RECORD EXCERPTS ->
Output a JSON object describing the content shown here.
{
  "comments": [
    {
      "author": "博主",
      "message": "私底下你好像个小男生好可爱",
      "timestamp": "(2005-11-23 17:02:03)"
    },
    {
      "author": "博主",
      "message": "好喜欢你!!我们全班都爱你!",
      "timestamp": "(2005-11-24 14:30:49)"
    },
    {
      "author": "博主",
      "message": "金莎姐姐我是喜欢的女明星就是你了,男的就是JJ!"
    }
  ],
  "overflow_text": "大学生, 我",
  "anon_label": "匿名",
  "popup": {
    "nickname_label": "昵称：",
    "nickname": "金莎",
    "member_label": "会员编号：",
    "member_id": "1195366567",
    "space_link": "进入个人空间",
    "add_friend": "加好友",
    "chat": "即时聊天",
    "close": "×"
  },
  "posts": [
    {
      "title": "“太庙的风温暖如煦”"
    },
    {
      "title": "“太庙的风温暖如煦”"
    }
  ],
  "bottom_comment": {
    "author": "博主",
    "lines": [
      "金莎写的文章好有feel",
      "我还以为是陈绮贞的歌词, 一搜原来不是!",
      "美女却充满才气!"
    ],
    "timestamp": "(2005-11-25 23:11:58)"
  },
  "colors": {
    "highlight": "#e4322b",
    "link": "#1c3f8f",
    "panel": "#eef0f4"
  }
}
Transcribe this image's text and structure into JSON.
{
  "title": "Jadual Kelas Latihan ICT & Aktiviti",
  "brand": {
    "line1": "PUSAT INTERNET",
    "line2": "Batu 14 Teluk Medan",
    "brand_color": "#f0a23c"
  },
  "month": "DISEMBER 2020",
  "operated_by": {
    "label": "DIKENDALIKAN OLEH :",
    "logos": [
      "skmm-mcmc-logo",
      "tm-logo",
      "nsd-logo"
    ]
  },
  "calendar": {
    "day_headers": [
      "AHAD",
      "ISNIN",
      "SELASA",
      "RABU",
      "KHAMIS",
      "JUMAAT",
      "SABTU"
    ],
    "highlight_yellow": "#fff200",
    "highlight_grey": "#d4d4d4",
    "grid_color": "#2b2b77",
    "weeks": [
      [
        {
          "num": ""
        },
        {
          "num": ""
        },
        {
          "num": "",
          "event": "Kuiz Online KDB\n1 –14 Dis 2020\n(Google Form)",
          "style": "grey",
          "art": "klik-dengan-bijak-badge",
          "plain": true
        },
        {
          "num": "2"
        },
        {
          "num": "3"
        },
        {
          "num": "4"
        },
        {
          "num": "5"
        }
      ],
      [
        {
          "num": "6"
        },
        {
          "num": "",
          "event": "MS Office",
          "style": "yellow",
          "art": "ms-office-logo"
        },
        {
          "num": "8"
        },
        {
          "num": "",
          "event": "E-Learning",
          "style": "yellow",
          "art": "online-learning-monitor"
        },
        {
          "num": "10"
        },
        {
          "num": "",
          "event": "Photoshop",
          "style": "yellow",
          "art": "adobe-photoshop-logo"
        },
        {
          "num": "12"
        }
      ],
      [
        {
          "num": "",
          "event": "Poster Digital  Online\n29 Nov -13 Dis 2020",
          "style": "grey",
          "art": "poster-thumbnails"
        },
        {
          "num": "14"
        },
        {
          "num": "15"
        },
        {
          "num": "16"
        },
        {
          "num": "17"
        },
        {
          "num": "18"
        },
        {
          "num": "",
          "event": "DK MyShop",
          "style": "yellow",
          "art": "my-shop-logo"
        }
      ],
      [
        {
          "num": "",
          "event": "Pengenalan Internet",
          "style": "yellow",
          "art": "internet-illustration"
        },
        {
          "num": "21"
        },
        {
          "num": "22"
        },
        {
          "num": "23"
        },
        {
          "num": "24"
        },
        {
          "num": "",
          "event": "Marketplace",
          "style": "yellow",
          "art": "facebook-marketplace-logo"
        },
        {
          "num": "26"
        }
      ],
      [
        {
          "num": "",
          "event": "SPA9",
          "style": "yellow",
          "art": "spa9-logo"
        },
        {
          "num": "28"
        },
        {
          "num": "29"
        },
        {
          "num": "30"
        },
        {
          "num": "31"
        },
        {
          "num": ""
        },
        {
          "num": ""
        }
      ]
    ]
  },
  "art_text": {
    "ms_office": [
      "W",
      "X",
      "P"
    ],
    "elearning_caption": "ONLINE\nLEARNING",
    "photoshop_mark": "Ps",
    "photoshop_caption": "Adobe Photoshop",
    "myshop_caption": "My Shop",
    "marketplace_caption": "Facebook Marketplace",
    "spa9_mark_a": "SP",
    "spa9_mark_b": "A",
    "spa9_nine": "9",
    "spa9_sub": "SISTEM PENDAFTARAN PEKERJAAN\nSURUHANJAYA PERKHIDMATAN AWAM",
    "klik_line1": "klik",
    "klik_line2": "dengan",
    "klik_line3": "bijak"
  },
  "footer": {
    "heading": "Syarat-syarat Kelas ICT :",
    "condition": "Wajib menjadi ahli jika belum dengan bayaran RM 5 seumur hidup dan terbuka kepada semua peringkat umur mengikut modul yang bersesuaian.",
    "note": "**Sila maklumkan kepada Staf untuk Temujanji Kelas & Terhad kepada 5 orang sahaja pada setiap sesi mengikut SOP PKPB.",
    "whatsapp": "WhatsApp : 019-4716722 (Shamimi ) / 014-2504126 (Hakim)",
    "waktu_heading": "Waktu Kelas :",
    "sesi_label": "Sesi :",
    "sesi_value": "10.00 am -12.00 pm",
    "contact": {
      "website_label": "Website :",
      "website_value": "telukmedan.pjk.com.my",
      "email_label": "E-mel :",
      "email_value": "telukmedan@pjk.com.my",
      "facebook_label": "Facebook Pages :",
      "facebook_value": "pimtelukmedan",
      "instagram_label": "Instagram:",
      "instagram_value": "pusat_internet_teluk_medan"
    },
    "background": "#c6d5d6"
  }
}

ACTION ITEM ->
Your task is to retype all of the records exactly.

RESULT OF THIS TASK ->
Output a JSON object describing the content shown here.
{
  "comments": [
    {
      "author": "博主",
      "message": "私底下你好像个小男生好可爱",
      "timestamp": "(2005-11-23 17:02:03)"
    },
    {
      "author": "博主",
      "message": "好喜欢你!!我们全班都爱你!",
      "timestamp": "(2005-11-24 14:30:49)"
    },
    {
      "author": "博主",
      "message": "金莎姐姐我是喜欢的女明星就是你了,男的就是JJ!"
    }
  ],
  "overflow_text": "大学生, 我",
  "anon_label": "匿名",
  "popup": {
    "nickname_label": "昵称：",
    "nickname": "金莎",
    "member_label": "会员编号：",
    "member_id": "1195366567",
    "space_link": "进入个人空间",
    "add_friend": "加好友",
    "chat": "即时聊天",
    "close": "×"
  },
  "posts": [
    {
      "title": "“太庙的风温暖如煦”"
    },
    {
      "title": "“太庙的风温暖如煦”"
    }
  ],
  "bottom_comment": {
    "author": "博主",
    "lines": [
      "金莎写的文章好有feel",
      "我还以为是陈绮贞的歌词, 一搜原来不是!",
      "美女却充满才气!"
    ],
    "timestamp": "(2005-11-25 23:11:58)"
  },
  "colors": {
    "highlight": "#e4322b",
    "link": "#1c3f8f",
    "panel": "#eef0f4"
  }
}
Transcribe this image's text and structure into JSON.
{
  "title": "Jadual Kelas Latihan ICT & Aktiviti",
  "brand": {
    "line1": "PUSAT INTERNET",
    "line2": "Batu 14 Teluk Medan",
    "brand_color": "#f0a23c"
  },
  "month": "DISEMBER 2020",
  "operated_by": {
    "label": "DIKENDALIKAN OLEH :",
    "logos": [
      "skmm-mcmc-logo",
      "tm-logo",
      "nsd-logo"
    ]
  },
  "calendar": {
    "day_headers": [
      "AHAD",
      "ISNIN",
      "SELASA",
      "RABU",
      "KHAMIS",
      "JUMAAT",
      "SABTU"
    ],
    "highlight_yellow": "#fff200",
    "highlight_grey": "#d4d4d4",
    "grid_color": "#2b2b77",
    "weeks": [
      [
        {
          "num": ""
        },
        {
          "num": ""
        },
        {
          "num": "",
          "event": "Kuiz Online KDB\n1 –14 Dis 2020\n(Google Form)",
          "style": "grey",
          "art": "klik-dengan-bijak-badge",
          "plain": true
        },
        {
          "num": "2"
        },
        {
          "num": "3"
        },
        {
          "num": "4"
        },
        {
          "num": "5"
        }
      ],
      [
        {
          "num": "6"
        },
        {
          "num": "",
          "event": "MS Office",
          "style": "yellow",
          "art": "ms-office-logo"
        },
        {
          "num": "8"
        },
        {
          "num": "",
          "event": "E-Learning",
          "style": "yellow",
          "art": "online-learning-monitor"
        },
        {
          "num": "10"
        },
        {
          "num": "",
          "event": "Photoshop",
          "style": "yellow",
          "art": "adobe-photoshop-logo"
        },
        {
          "num": "12"
        }
      ],
      [
        {
          "num": "",
          "event": "Poster Digital  Online\n29 Nov -13 Dis 2020",
          "style": "grey",
          "art": "poster-thumbnails"
        },
        {
          "num": "14"
        },
        {
          "num": "15"
        },
        {
          "num": "16"
        },
        {
          "num": "17"
        },
        {
          "num": "18"
        },
        {
          "num": "",
          "event": "DK MyShop",
          "style": "yellow",
          "art": "my-shop-logo"
        }
      ],
      [
        {
          "num": "",
          "event": "Pengenalan Internet",
          "style": "yellow",
          "art": "internet-illustration"
        },
        {
          "num": "21"
        },
        {
          "num": "22"
        },
        {
          "num": "23"
        },
        {
          "num": "24"
        },
        {
          "num": "",
          "event": "Marketplace",
          "style": "yellow",
          "art": "facebook-marketplace-logo"
        },
        {
          "num": "26"
        }
      ],
      [
        {
          "num": "",
          "event": "SPA9",
          "style": "yellow",
          "art": "spa9-logo"
        },
        {
          "num": "28"
        },
        {
          "num": "29"
        },
        {
          "num": "30"
        },
        {
          "num": "31"
        },
        {
          "num": ""
        },
        {
          "num": ""
        }
      ]
    ]
  },
  "art_text": {
    "ms_office": [
      "W",
      "X",
      "P"
    ],
    "elearning_caption": "ONLINE\nLEARNING",
    "photoshop_mark": "Ps",
    "photoshop_caption": "Adobe Photoshop",
    "myshop_caption": "My Shop",
    "marketplace_caption": "Facebook Marketplace",
    "spa9_mark_a": "SP",
    "spa9_mark_b": "A",
    "spa9_nine": "9",
    "spa9_sub": "SISTEM PENDAFTARAN PEKERJAAN\nSURUHANJAYA PERKHIDMATAN AWAM",
    "klik_line1": "klik",
    "klik_line2": "dengan",
    "klik_line3": "bijak"
  },
  "footer": {
    "heading": "Syarat-syarat Kelas ICT :",
    "condition": "Wajib menjadi ahli jika belum dengan bayaran RM 5 seumur hidup dan terbuka kepada semua peringkat umur mengikut modul yang bersesuaian.",
    "note": "**Sila maklumkan kepada Staf untuk Temujanji Kelas & Terhad kepada 5 orang sahaja pada setiap sesi mengikut SOP PKPB.",
    "whatsapp": "WhatsApp : 019-4716722 (Shamimi ) / 014-2504126 (Hakim)",
    "waktu_heading": "Waktu Kelas :",
    "sesi_label": "Sesi :",
    "sesi_value": "10.00 am -12.00 pm",
    "contact": {
      "website_label": "Website :",
      "website_value": "telukmedan.pjk.com.my",
      "email_label": "E-mel :",
      "email_value": "telukmedan@pjk.com.my",
      "facebook_label": "Facebook Pages :",
      "facebook_value": "pimtelukmedan",
      "instagram_label": "Instagram:",
      "instagram_value": "pusat_internet_teluk_medan"
    },
    "background": "#c6d5d6"
  }
}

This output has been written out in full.